The colony was demolished to construct multi-storey buildings by a private builder, as part of Delhi Master Plan 2021 of DDA. However, some families stayed put, refusing to move out.

delhi Updated: Nov 05, 2017 20:44 IST
Snehal Tripathi
Locals living near Kathputli Colony providing food to the evicted residents.
Locals living near Kathputli Colony providing food to the evicted residents. (Sanchit Khanna/ Hindustan Times)

Every day, a man in his early 50s visits Kathputli Colony to distribute rice and dal among its residents, who are living on pavements and under the Shadipur flyover ever since their houses were razed to the ground in a demolition drive by Delhi Development Authority (DDA) on October 30.

Similarly, every morning, a group of women from another locality arrive with tea and toast for the homeless families, who have refused to shift to a nearby transit camp and are staying put at the location.

Those who have offered help are people from the neighbourhood as well as authorities of Prayer Foundation Church (New Patel Nagar) and Bangla Sahib Gurdwara near Connaught Place.

Sukhvinder Singh (52), popular among the residents as “Sardarji”, hires a cycle rickshaw and goes among the homeless with two containers filled with rice and dal. He is also the president of the New Patel Nagar resident welfare association.

Singh was appalled at the dismal conditions of hundreds of residents of the colony living on roadsides. He decided to feed them after noticing the residents, especially children begging for food.

“Since the demolition drive, the street in front of my house has been filled with several homeless families. I have been living in this area for last 40 years, but never saw so much chaos. It is a pitiable condition,” said Singh.

So, last week, he hired a cook and bought 100 kilos of rice and 30 kilos of dal. In a few hours, lunch was prepared to feed over a hundred people. Then he went about distributing it.
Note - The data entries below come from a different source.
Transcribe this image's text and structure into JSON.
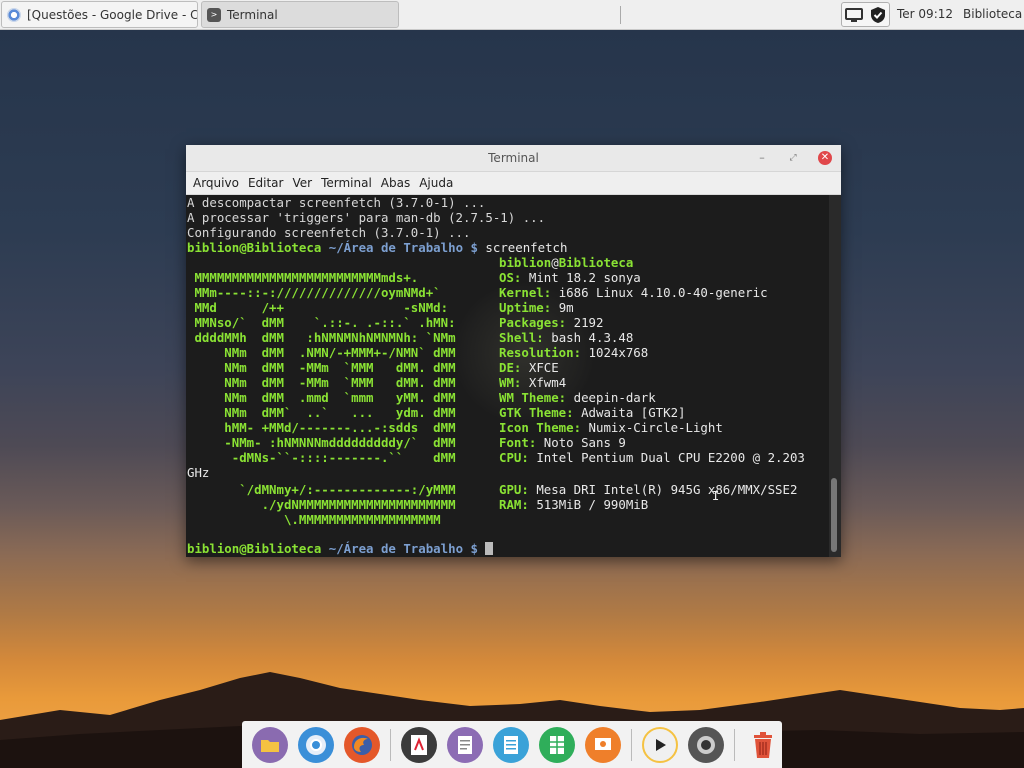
{
  "panel": {
    "tasks": [
      {
        "label": "[Questões - Google Drive - C...",
        "icon": "chrome-icon"
      },
      {
        "label": "Terminal",
        "icon": "terminal-icon"
      }
    ],
    "clock": "Ter 09:12",
    "user": "Biblioteca",
    "tray_icons": [
      "network-icon",
      "shield-icon"
    ]
  },
  "window": {
    "title": "Terminal",
    "menu": [
      "Arquivo",
      "Editar",
      "Ver",
      "Terminal",
      "Abas",
      "Ajuda"
    ]
  },
  "terminal": {
    "pre_lines": [
      "A descompactar screenfetch (3.7.0-1) ...",
      "A processar 'triggers' para man-db (2.7.5-1) ...",
      "Configurando screenfetch (3.7.0-1) ..."
    ],
    "prompt_user": "biblion@Biblioteca",
    "prompt_path": "~/Área de Trabalho $",
    "command": "screenfetch",
    "ascii": [
      " MMMMMMMMMMMMMMMMMMMMMMMMMmds+.      ",
      " MMm----::-://////////////oymNMd+`    ",
      " MMd      /++                -sNMd:   ",
      " MMNso/`  dMM    `.::-. .-::.` .hMN:  ",
      " ddddMMh  dMM   :hNMNMNhNMNMNh: `NMm  ",
      "     NMm  dMM  .NMN/-+MMM+-/NMN` dMM  ",
      "     NMm  dMM  -MMm  `MMM   dMM. dMM  ",
      "     NMm  dMM  -MMm  `MMM   dMM. dMM  ",
      "     NMm  dMM  .mmd  `mmm   yMM. dMM  ",
      "     NMm  dMM`  ..`   ...   ydm. dMM  ",
      "     hMM- +MMd/-------...-:sdds  dMM  ",
      "     -NMm- :hNMNNNmdddddddddy/`  dMM  ",
      "      -dMNs-``-::::-------.``    dMM  ",
      "       `/dMNmy+/:-------------:/yMMM  ",
      "          ./ydNMMMMMMMMMMMMMMMMMMMMM  ",
      "             \\.MMMMMMMMMMMMMMMMMMM    "
    ],
    "sysinfo_user": "biblion",
    "sysinfo_host": "Biblioteca",
    "info": [
      {
        "key": "OS:",
        "value": "Mint 18.2 sonya"
      },
      {
        "key": "Kernel:",
        "value": "i686 Linux 4.10.0-40-generic"
      },
      {
        "key": "Uptime:",
        "value": "9m"
      },
      {
        "key": "Packages:",
        "value": "2192"
      },
      {
        "key": "Shell:",
        "value": "bash 4.3.48"
      },
      {
        "key": "Resolution:",
        "value": "1024x768"
      },
      {
        "key": "DE:",
        "value": "XFCE"
      },
      {
        "key": "WM:",
        "value": "Xfwm4"
      },
      {
        "key": "WM Theme:",
        "value": "deepin-dark"
      },
      {
        "key": "GTK Theme:",
        "value": "Adwaita [GTK2]"
      },
      {
        "key": "Icon Theme:",
        "value": "Numix-Circle-Light"
      },
      {
        "key": "Font:",
        "value": "Noto Sans 9"
      },
      {
        "key": "CPU:",
        "value": "Intel Pentium Dual CPU E2200 @ 2.203"
      },
      {
        "key": "GPU:",
        "value": "Mesa DRI Intel(R) 945G x86/MMX/SSE2"
      },
      {
        "key": "RAM:",
        "value": "513MiB / 990MiB"
      }
    ],
    "cpu_wrap": "GHz"
  },
  "dock": {
    "apps": [
      "files-icon",
      "chromium-icon",
      "firefox-icon",
      "pdf-viewer-icon",
      "text-editor-icon",
      "document-icon",
      "spreadsheet-icon",
      "presentation-icon",
      "media-player-icon",
      "screenshot-icon",
      "trash-icon"
    ]
  },
  "colors": {
    "prompt_green": "#8ae234",
    "prompt_blue": "#7c9fd0",
    "close_red": "#e0474a"
  }
}
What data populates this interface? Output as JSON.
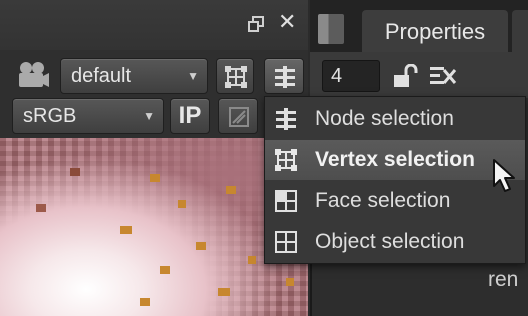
{
  "viewer": {
    "header": {
      "float_icon": "float-window-icon",
      "close_icon": "close-icon"
    },
    "toolbar": {
      "camera_icon": "camera-icon",
      "camera_dropdown": {
        "value": "default"
      },
      "vertex_selection_icon": "vertex-selection-icon",
      "node_selection_button_icon": "node-selection-icon",
      "colorspace_dropdown": {
        "value": "sRGB"
      },
      "ip_button": {
        "label": "IP"
      },
      "mask_icon": "mask-icon"
    }
  },
  "properties": {
    "panel_icon": "panel-icon",
    "tab_label": "Properties",
    "number_field": "4",
    "lock_icon": "unlock-icon",
    "clear_icon": "clear-icon",
    "bottom_text": "ren"
  },
  "selection_menu": {
    "items": [
      {
        "label": "Node selection",
        "icon": "node-selection-icon"
      },
      {
        "label": "Vertex selection",
        "icon": "vertex-selection-icon",
        "active": true
      },
      {
        "label": "Face selection",
        "icon": "face-selection-icon"
      },
      {
        "label": "Object selection",
        "icon": "object-selection-icon"
      }
    ]
  },
  "colors": {
    "panel_bg": "#2b2b2b",
    "menu_bg": "#383838",
    "menu_active_bg": "#555555",
    "text": "#dedede"
  }
}
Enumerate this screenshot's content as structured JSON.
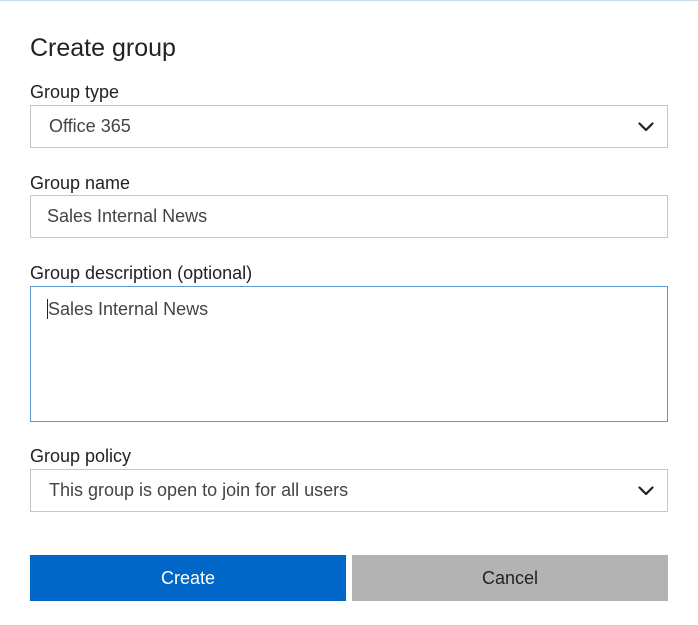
{
  "dialog": {
    "title": "Create group",
    "group_type": {
      "label": "Group type",
      "value": "Office 365",
      "icon": "chevron-down-icon"
    },
    "group_name": {
      "label": "Group name",
      "value": "Sales Internal News"
    },
    "group_description": {
      "label": "Group description (optional)",
      "value": "Sales Internal News"
    },
    "group_policy": {
      "label": "Group policy",
      "value": "This group is open to join for all users",
      "icon": "chevron-down-icon"
    },
    "buttons": {
      "create_label": "Create",
      "cancel_label": "Cancel"
    },
    "colors": {
      "primary": "#0067c9",
      "secondary": "#b3b3b3",
      "focus_border": "#5b9bd5",
      "field_border": "#c6c6c6"
    }
  }
}
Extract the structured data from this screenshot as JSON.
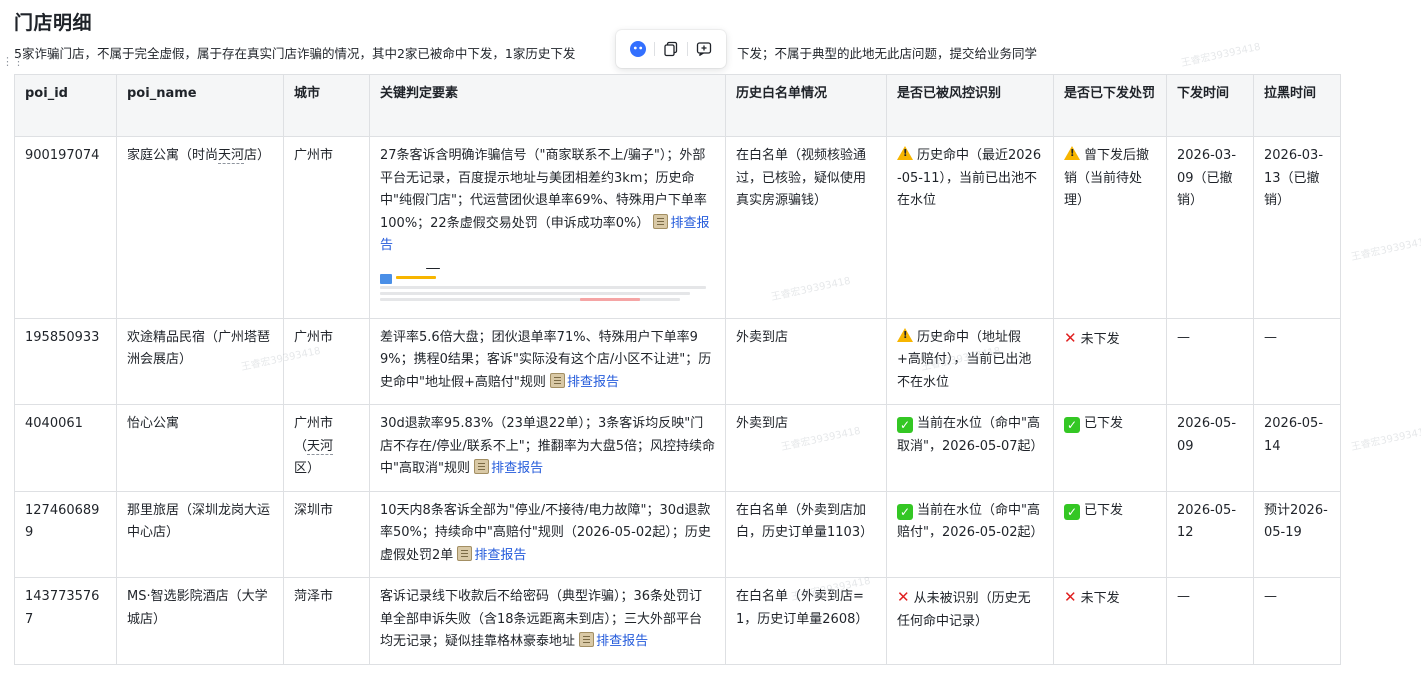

Encouraged by his efforts, Singh’s friends also joined him. The gurdwara authority approached him and began distributing food during dinner time among the homeless persons, Singh said.

Similarly, the church in New Patel Nagar has turned into a temporary shelter for few residents, where they are provided food and water.

From 8 am onwards, Rupa Massey (20), one of the church members, begins making tea in the kitchen of the church. She lives in Najafgarh but comes to the church everyday to prepare morning tea and lunch for the residents of Kathputli Colony. By 10 am, she finishes making several rounds of tea.

Sukhvinder Singh (52), popular among the residents as “Sardarji”, hires a cycle rickshaw and goes among the homeless with two containers filled with rice and dal.

The ground floor of the church has become a temporary shelter for the homeless. Massey and several others like her work in the church kitchen from morning till evening to feed these residents.

“Morning tea is served in disposable glasses along with a toast. We give it to every resident of Kathputli Colony, who has been coming to the church ever since their houses were demolished. They have no means to feed themselves, so we have been preparing food for them daily. Those who come to the church never go back hungry,” said Massey.

For lunch, the church members prepare several kilos of steamed rice, dal and hundreds of rotis. They also make huge quantities of potatoes and cauliflower vegetable curry.

“The people of Kathputli Colony, whose homes were destroyed last week, have been spending most of their time in this church. We prepare food and provide them shelter at night. It’s an open floor for them. We help them in whatever way we can,” said Mark, the church’s pastor.

People are living out in the open.
Their houses were razed to the ground in a
Locals of Kathputli Colony are living on the roads after its demolition .